What needs to be done -> Search the entries below for the word "Тіресій", then copy each line in which it is found.

**** Exercise material

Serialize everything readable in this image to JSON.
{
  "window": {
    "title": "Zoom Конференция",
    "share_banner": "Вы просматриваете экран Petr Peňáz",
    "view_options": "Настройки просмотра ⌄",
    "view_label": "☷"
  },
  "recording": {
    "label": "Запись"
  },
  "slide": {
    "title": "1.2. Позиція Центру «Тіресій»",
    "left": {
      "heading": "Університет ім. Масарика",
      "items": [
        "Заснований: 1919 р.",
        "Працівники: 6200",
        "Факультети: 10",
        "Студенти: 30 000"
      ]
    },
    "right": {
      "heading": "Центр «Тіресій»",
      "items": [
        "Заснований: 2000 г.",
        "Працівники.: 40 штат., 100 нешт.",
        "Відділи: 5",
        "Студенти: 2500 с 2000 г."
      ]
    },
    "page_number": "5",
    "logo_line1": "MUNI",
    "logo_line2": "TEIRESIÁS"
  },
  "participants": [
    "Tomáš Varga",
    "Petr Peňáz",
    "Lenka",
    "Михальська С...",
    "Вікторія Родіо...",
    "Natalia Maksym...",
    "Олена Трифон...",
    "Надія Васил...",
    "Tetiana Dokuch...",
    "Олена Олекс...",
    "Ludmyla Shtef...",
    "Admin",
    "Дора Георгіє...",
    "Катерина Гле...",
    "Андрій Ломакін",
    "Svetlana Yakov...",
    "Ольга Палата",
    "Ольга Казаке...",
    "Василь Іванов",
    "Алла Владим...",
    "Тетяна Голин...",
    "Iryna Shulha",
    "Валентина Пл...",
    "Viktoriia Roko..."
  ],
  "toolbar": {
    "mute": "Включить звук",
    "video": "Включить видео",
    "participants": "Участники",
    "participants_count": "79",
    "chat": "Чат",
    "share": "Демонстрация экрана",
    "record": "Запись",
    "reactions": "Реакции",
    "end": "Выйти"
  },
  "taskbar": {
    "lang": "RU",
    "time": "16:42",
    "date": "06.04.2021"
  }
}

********

Solution to this problem ->
    "title": "1.2. Позиція Центру «Тіресій»",
      "heading": "Центр «Тіресій»",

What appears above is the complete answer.